Your instructions »
Scan the entries below for "NORMSDIST" and copy each line that holds it.

Records supplied section start

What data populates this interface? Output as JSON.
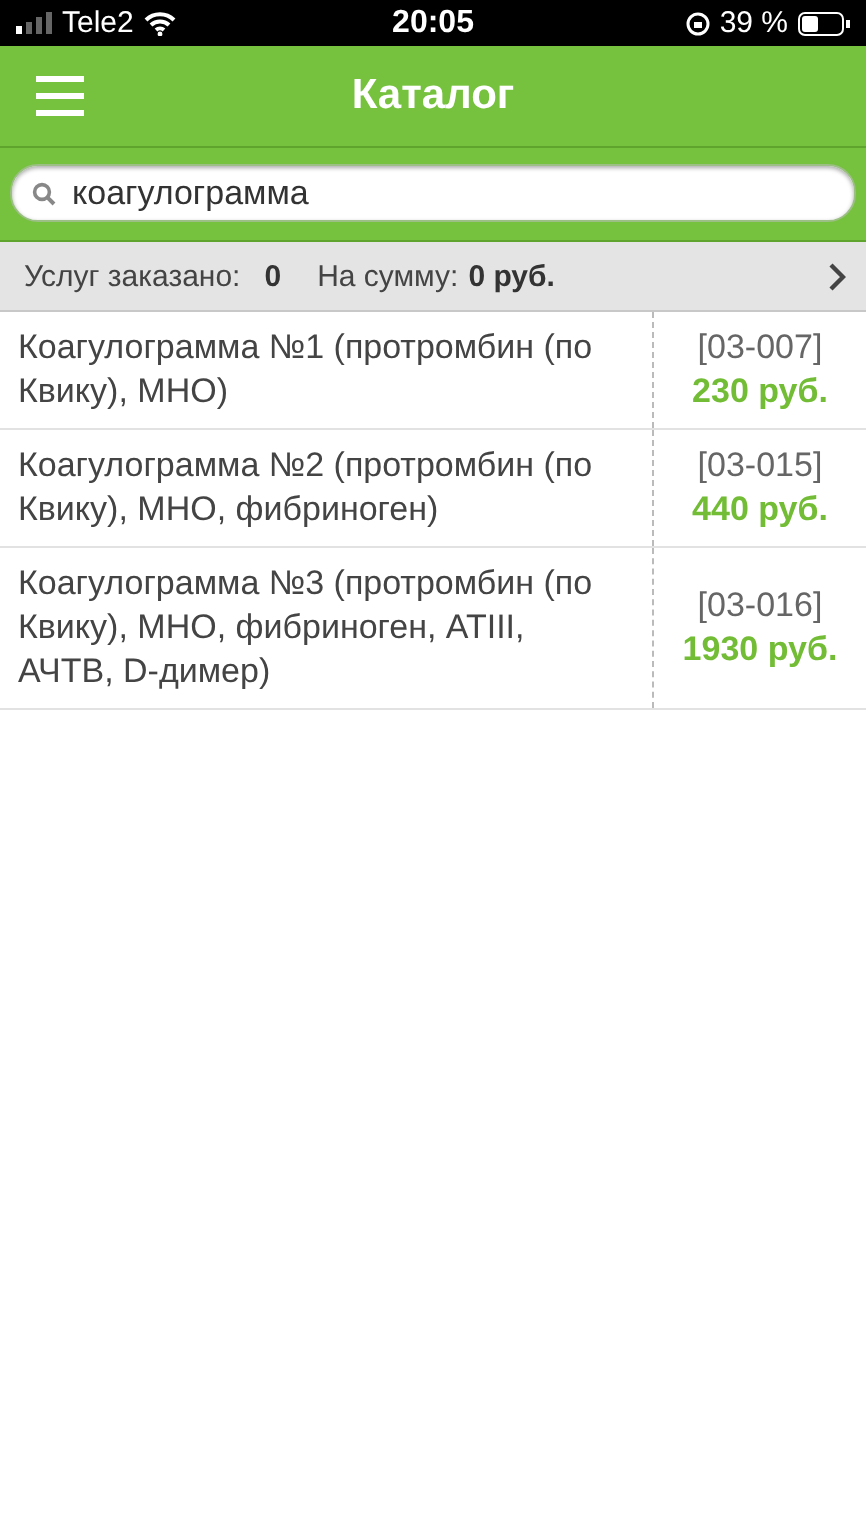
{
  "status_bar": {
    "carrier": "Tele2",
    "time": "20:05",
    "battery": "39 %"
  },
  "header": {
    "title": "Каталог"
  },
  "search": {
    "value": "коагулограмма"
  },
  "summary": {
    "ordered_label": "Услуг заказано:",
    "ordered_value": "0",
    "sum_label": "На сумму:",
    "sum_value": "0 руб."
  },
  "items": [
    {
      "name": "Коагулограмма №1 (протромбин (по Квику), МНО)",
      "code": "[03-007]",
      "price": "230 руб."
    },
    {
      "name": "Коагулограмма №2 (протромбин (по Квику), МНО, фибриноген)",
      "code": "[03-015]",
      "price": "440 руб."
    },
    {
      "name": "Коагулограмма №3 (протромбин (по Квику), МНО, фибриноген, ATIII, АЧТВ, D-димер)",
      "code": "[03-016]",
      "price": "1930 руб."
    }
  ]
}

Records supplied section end
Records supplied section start

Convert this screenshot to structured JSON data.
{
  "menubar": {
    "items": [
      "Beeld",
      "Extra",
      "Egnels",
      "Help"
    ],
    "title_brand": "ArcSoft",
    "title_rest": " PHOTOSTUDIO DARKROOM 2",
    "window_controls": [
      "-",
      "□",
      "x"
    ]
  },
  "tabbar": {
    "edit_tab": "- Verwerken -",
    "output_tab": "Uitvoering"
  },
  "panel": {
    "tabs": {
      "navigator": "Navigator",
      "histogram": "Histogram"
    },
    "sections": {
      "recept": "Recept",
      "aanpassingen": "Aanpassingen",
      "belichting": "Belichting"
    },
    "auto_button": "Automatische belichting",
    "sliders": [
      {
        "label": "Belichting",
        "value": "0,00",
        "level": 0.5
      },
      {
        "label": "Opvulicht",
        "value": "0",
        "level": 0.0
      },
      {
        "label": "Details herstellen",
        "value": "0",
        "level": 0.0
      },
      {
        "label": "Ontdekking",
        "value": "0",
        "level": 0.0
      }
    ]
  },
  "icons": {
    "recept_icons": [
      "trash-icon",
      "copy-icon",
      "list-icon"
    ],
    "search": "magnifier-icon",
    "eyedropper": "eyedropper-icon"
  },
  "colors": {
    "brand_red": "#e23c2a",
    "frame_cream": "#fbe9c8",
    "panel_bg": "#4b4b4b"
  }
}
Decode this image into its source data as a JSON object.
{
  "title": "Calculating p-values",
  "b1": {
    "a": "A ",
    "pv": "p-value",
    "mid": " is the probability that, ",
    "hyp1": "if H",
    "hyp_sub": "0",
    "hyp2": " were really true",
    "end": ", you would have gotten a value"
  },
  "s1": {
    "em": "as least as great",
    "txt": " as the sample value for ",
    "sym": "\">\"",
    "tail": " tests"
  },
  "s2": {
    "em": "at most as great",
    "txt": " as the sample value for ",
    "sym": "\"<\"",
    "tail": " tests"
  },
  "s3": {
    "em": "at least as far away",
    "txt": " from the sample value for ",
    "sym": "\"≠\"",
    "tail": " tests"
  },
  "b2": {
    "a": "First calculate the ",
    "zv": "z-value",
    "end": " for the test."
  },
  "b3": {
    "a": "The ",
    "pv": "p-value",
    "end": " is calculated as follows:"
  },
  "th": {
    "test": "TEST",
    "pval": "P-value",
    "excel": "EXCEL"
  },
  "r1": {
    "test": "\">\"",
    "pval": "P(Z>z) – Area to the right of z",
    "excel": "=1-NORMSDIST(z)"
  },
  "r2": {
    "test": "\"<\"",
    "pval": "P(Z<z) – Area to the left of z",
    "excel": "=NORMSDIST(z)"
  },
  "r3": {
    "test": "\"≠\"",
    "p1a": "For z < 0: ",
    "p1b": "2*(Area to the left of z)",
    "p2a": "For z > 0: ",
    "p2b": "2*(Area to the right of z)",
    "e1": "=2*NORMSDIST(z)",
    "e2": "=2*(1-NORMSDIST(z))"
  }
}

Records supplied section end

Output of the exercise »
    "excel": "=1-NORMSDIST(z)"
    "excel": "=NORMSDIST(z)"
    "e1": "=2*NORMSDIST(z)",
    "e2": "=2*(1-NORMSDIST(z))"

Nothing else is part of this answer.